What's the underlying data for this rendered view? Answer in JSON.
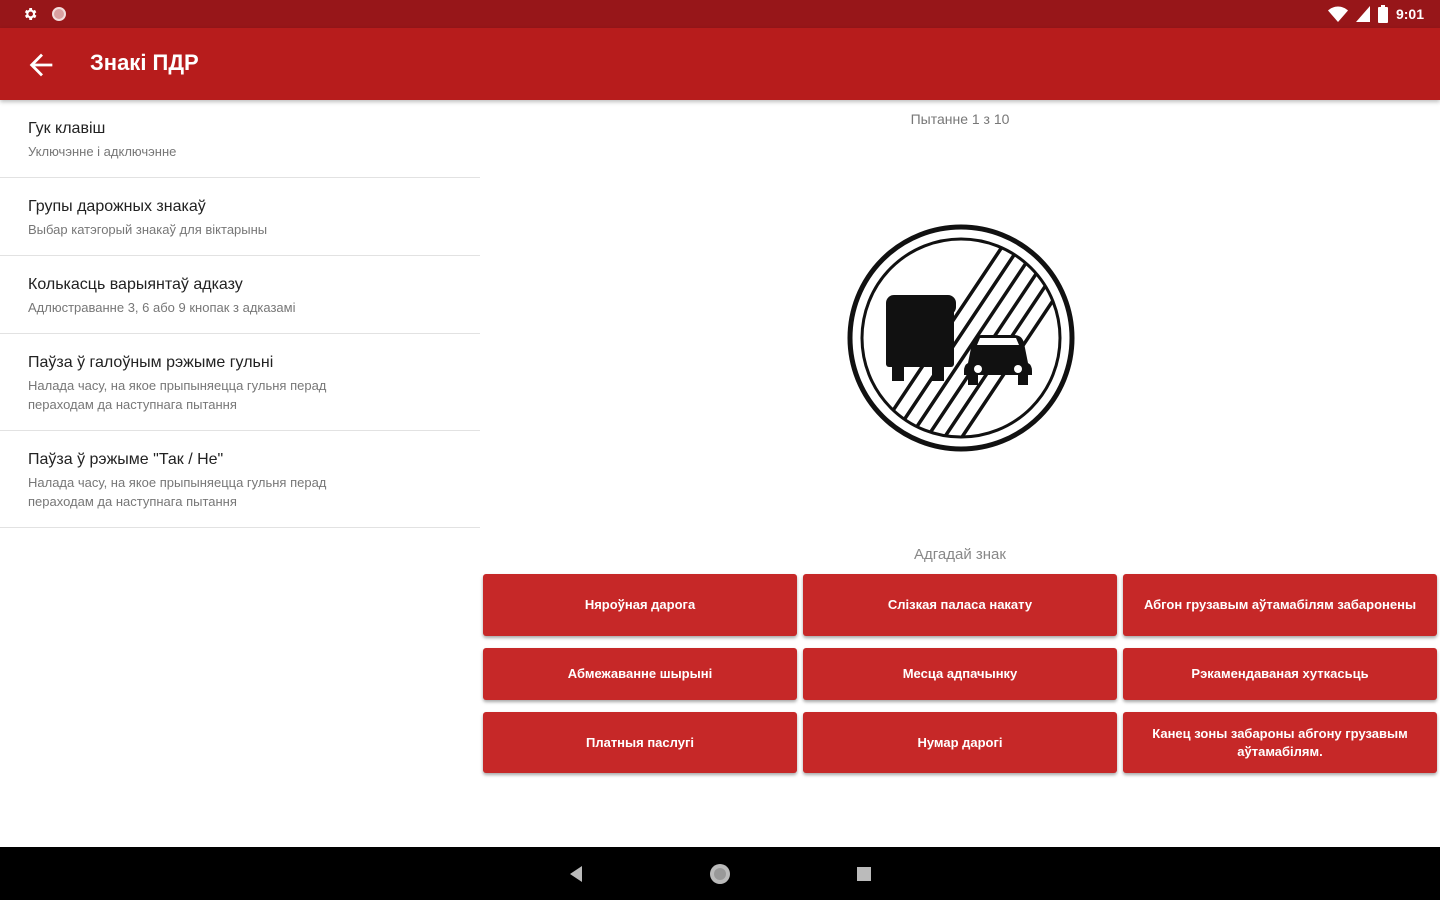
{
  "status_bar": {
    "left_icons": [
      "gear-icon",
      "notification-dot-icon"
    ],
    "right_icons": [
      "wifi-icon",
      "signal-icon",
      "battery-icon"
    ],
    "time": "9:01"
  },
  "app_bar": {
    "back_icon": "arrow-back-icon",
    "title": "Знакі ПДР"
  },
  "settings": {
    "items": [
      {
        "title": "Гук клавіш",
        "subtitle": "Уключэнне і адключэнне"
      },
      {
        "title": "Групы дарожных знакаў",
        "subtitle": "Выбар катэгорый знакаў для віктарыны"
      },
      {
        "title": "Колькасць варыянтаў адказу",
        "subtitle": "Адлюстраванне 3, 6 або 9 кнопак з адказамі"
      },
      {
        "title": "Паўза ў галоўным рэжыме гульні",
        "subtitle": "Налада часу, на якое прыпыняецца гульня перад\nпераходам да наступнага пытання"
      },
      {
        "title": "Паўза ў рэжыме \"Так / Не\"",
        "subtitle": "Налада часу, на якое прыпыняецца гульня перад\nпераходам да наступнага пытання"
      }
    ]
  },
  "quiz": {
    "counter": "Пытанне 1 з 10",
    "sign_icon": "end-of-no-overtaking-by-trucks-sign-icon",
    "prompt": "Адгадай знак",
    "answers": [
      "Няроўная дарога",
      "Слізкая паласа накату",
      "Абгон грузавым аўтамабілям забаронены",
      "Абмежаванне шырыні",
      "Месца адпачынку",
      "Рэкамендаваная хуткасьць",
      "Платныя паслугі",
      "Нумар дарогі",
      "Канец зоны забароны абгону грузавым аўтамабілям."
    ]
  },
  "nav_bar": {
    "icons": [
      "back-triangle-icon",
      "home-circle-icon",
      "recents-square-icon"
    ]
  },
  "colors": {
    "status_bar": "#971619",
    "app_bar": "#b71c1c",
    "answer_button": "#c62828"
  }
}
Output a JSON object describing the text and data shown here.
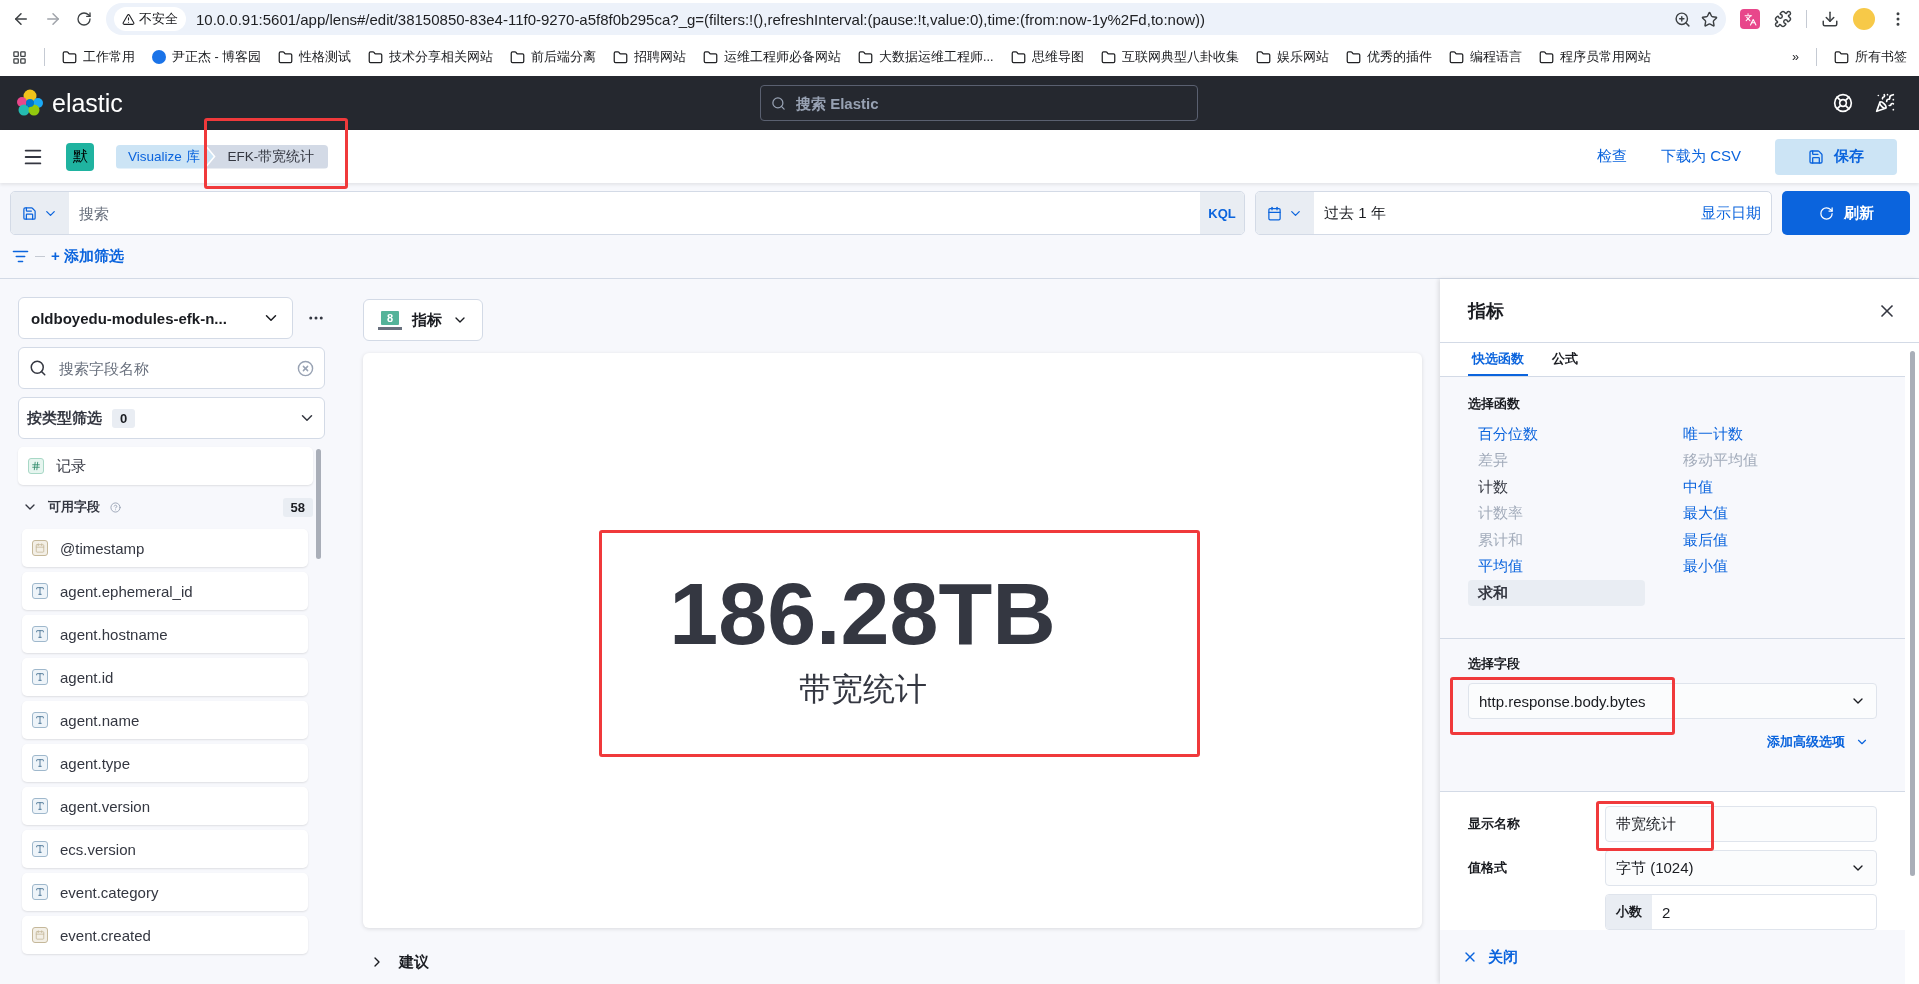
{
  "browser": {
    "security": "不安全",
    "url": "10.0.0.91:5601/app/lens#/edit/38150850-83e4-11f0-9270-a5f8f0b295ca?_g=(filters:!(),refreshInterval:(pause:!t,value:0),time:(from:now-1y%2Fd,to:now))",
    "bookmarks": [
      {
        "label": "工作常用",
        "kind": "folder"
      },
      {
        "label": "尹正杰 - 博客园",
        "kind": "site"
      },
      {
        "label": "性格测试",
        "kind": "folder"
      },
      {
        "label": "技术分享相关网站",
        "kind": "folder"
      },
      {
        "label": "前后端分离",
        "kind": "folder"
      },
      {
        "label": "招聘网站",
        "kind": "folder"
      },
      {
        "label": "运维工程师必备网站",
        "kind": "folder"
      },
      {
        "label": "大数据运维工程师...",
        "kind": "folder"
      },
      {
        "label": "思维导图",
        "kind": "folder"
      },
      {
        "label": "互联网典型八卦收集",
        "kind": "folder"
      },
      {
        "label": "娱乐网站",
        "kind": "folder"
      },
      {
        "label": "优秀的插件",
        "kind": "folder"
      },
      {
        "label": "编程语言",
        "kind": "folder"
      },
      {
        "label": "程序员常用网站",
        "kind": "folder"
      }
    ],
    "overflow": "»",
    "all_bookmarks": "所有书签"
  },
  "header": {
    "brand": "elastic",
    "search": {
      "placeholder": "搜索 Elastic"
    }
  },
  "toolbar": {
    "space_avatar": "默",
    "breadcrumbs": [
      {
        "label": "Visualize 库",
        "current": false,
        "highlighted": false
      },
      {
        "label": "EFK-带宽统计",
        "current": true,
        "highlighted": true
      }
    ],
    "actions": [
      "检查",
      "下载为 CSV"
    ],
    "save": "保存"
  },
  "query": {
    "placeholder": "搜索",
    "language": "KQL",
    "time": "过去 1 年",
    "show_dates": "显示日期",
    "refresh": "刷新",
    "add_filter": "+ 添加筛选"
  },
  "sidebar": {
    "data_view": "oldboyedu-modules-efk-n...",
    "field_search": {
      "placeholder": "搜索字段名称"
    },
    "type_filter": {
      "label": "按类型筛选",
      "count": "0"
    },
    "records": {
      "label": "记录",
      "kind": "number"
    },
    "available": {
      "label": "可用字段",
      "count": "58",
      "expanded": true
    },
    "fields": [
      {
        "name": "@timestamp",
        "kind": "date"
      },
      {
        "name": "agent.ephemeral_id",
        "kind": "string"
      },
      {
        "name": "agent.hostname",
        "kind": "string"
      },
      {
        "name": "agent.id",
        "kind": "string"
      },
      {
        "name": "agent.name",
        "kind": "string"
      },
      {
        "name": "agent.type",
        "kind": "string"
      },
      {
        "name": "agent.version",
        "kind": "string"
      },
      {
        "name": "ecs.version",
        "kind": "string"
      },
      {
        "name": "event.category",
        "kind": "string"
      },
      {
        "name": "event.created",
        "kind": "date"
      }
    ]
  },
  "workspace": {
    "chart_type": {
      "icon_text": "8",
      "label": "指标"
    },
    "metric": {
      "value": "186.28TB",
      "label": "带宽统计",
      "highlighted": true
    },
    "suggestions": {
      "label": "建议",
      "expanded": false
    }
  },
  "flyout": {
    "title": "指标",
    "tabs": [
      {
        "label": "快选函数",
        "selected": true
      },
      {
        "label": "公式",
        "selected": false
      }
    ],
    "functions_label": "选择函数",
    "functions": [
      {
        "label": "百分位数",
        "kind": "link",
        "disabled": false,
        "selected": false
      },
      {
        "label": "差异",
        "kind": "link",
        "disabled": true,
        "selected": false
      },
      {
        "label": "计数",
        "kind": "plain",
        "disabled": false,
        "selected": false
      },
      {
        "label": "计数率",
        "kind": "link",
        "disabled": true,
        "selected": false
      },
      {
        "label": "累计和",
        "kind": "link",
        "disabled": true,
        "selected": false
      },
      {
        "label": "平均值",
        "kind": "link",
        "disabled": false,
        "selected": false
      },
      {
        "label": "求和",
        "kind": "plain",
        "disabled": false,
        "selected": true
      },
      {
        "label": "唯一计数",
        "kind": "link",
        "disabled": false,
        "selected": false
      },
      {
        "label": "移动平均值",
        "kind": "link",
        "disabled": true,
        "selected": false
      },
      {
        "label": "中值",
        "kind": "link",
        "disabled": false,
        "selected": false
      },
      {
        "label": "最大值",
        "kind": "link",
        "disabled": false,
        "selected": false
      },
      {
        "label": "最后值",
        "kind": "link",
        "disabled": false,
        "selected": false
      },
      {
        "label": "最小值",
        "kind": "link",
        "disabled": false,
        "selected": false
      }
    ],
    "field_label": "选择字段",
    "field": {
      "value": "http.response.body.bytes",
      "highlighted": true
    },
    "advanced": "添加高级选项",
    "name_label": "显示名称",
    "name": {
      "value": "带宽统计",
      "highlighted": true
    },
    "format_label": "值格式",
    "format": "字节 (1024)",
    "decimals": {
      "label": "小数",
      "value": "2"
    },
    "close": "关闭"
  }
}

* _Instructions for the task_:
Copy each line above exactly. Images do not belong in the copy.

* _Response_:
What's the underlying data for this rendered view? Answer in JSON.
{
  "status_bar": {
    "left_icons": [
      "gear-icon",
      "notification-dot-icon"
    ],
    "right_icons": [
      "wifi-icon",
      "signal-icon",
      "battery-icon"
    ],
    "time": "9:01"
  },
  "app_bar": {
    "back_icon": "arrow-back-icon",
    "title": "Знакі ПДР"
  },
  "settings": {
    "items": [
      {
        "title": "Гук клавіш",
        "subtitle": "Уключэнне і адключэнне"
      },
      {
        "title": "Групы дарожных знакаў",
        "subtitle": "Выбар катэгорый знакаў для віктарыны"
      },
      {
        "title": "Колькасць варыянтаў адказу",
        "subtitle": "Адлюстраванне 3, 6 або 9 кнопак з адказамі"
      },
      {
        "title": "Паўза ў галоўным рэжыме гульні",
        "subtitle": "Налада часу, на якое прыпыняецца гульня перад\nпераходам да наступнага пытання"
      },
      {
        "title": "Паўза ў рэжыме \"Так / Не\"",
        "subtitle": "Налада часу, на якое прыпыняецца гульня перад\nпераходам да наступнага пытання"
      }
    ]
  },
  "quiz": {
    "counter": "Пытанне 1 з 10",
    "sign_icon": "end-of-no-overtaking-by-trucks-sign-icon",
    "prompt": "Адгадай знак",
    "answers": [
      "Няроўная дарога",
      "Слізкая паласа накату",
      "Абгон грузавым аўтамабілям забаронены",
      "Абмежаванне шырыні",
      "Месца адпачынку",
      "Рэкамендаваная хуткасьць",
      "Платныя паслугі",
      "Нумар дарогі",
      "Канец зоны забароны абгону грузавым аўтамабілям."
    ]
  },
  "nav_bar": {
    "icons": [
      "back-triangle-icon",
      "home-circle-icon",
      "recents-square-icon"
    ]
  },
  "colors": {
    "status_bar": "#971619",
    "app_bar": "#b71c1c",
    "answer_button": "#c62828"
  }
}
Output a JSON object describing the text and data shown here.
{
  "browser": {
    "security": "不安全",
    "url": "10.0.0.91:5601/app/lens#/edit/38150850-83e4-11f0-9270-a5f8f0b295ca?_g=(filters:!(),refreshInterval:(pause:!t,value:0),time:(from:now-1y%2Fd,to:now))",
    "bookmarks": [
      {
        "label": "工作常用",
        "kind": "folder"
      },
      {
        "label": "尹正杰 - 博客园",
        "kind": "site"
      },
      {
        "label": "性格测试",
        "kind": "folder"
      },
      {
        "label": "技术分享相关网站",
        "kind": "folder"
      },
      {
        "label": "前后端分离",
        "kind": "folder"
      },
      {
        "label": "招聘网站",
        "kind": "folder"
      },
      {
        "label": "运维工程师必备网站",
        "kind": "folder"
      },
      {
        "label": "大数据运维工程师...",
        "kind": "folder"
      },
      {
        "label": "思维导图",
        "kind": "folder"
      },
      {
        "label": "互联网典型八卦收集",
        "kind": "folder"
      },
      {
        "label": "娱乐网站",
        "kind": "folder"
      },
      {
        "label": "优秀的插件",
        "kind": "folder"
      },
      {
        "label": "编程语言",
        "kind": "folder"
      },
      {
        "label": "程序员常用网站",
        "kind": "folder"
      }
    ],
    "overflow": "»",
    "all_bookmarks": "所有书签"
  },
  "header": {
    "brand": "elastic",
    "search": {
      "placeholder": "搜索 Elastic"
    }
  },
  "toolbar": {
    "space_avatar": "默",
    "breadcrumbs": [
      {
        "label": "Visualize 库",
        "current": false,
        "highlighted": false
      },
      {
        "label": "EFK-带宽统计",
        "current": true,
        "highlighted": true
      }
    ],
    "actions": [
      "检查",
      "下载为 CSV"
    ],
    "save": "保存"
  },
  "query": {
    "placeholder": "搜索",
    "language": "KQL",
    "time": "过去 1 年",
    "show_dates": "显示日期",
    "refresh": "刷新",
    "add_filter": "+ 添加筛选"
  },
  "sidebar": {
    "data_view": "oldboyedu-modules-efk-n...",
    "field_search": {
      "placeholder": "搜索字段名称"
    },
    "type_filter": {
      "label": "按类型筛选",
      "count": "0"
    },
    "records": {
      "label": "记录",
      "kind": "number"
    },
    "available": {
      "label": "可用字段",
      "count": "58",
      "expanded": true
    },
    "fields": [
      {
        "name": "@timestamp",
        "kind": "date"
      },
      {
        "name": "agent.ephemeral_id",
        "kind": "string"
      },
      {
        "name": "agent.hostname",
        "kind": "string"
      },
      {
        "name": "agent.id",
        "kind": "string"
      },
      {
        "name": "agent.name",
        "kind": "string"
      },
      {
        "name": "agent.type",
        "kind": "string"
      },
      {
        "name": "agent.version",
        "kind": "string"
      },
      {
        "name": "ecs.version",
        "kind": "string"
      },
      {
        "name": "event.category",
        "kind": "string"
      },
      {
        "name": "event.created",
        "kind": "date"
      }
    ]
  },
  "workspace": {
    "chart_type": {
      "icon_text": "8",
      "label": "指标"
    },
    "metric": {
      "value": "186.28TB",
      "label": "带宽统计",
      "highlighted": true
    },
    "suggestions": {
      "label": "建议",
      "expanded": false
    }
  },
  "flyout": {
    "title": "指标",
    "tabs": [
      {
        "label": "快选函数",
        "selected": true
      },
      {
        "label": "公式",
        "selected": false
      }
    ],
    "functions_label": "选择函数",
    "functions": [
      {
        "label": "百分位数",
        "kind": "link",
        "disabled": false,
        "selected": false
      },
      {
        "label": "差异",
        "kind": "link",
        "disabled": true,
        "selected": false
      },
      {
        "label": "计数",
        "kind": "plain",
        "disabled": false,
        "selected": false
      },
      {
        "label": "计数率",
        "kind": "link",
        "disabled": true,
        "selected": false
      },
      {
        "label": "累计和",
        "kind": "link",
        "disabled": true,
        "selected": false
      },
      {
        "label": "平均值",
        "kind": "link",
        "disabled": false,
        "selected": false
      },
      {
        "label": "求和",
        "kind": "plain",
        "disabled": false,
        "selected": true
      },
      {
        "label": "唯一计数",
        "kind": "link",
        "disabled": false,
        "selected": false
      },
      {
        "label": "移动平均值",
        "kind": "link",
        "disabled": true,
        "selected": false
      },
      {
        "label": "中值",
        "kind": "link",
        "disabled": false,
        "selected": false
      },
      {
        "label": "最大值",
        "kind": "link",
        "disabled": false,
        "selected": false
      },
      {
        "label": "最后值",
        "kind": "link",
        "disabled": false,
        "selected": false
      },
      {
        "label": "最小值",
        "kind": "link",
        "disabled": false,
        "selected": false
      }
    ],
    "field_label": "选择字段",
    "field": {
      "value": "http.response.body.bytes",
      "highlighted": true
    },
    "advanced": "添加高级选项",
    "name_label": "显示名称",
    "name": {
      "value": "带宽统计",
      "highlighted": true
    },
    "format_label": "值格式",
    "format": "字节 (1024)",
    "decimals": {
      "label": "小数",
      "value": "2"
    },
    "close": "关闭"
  }
}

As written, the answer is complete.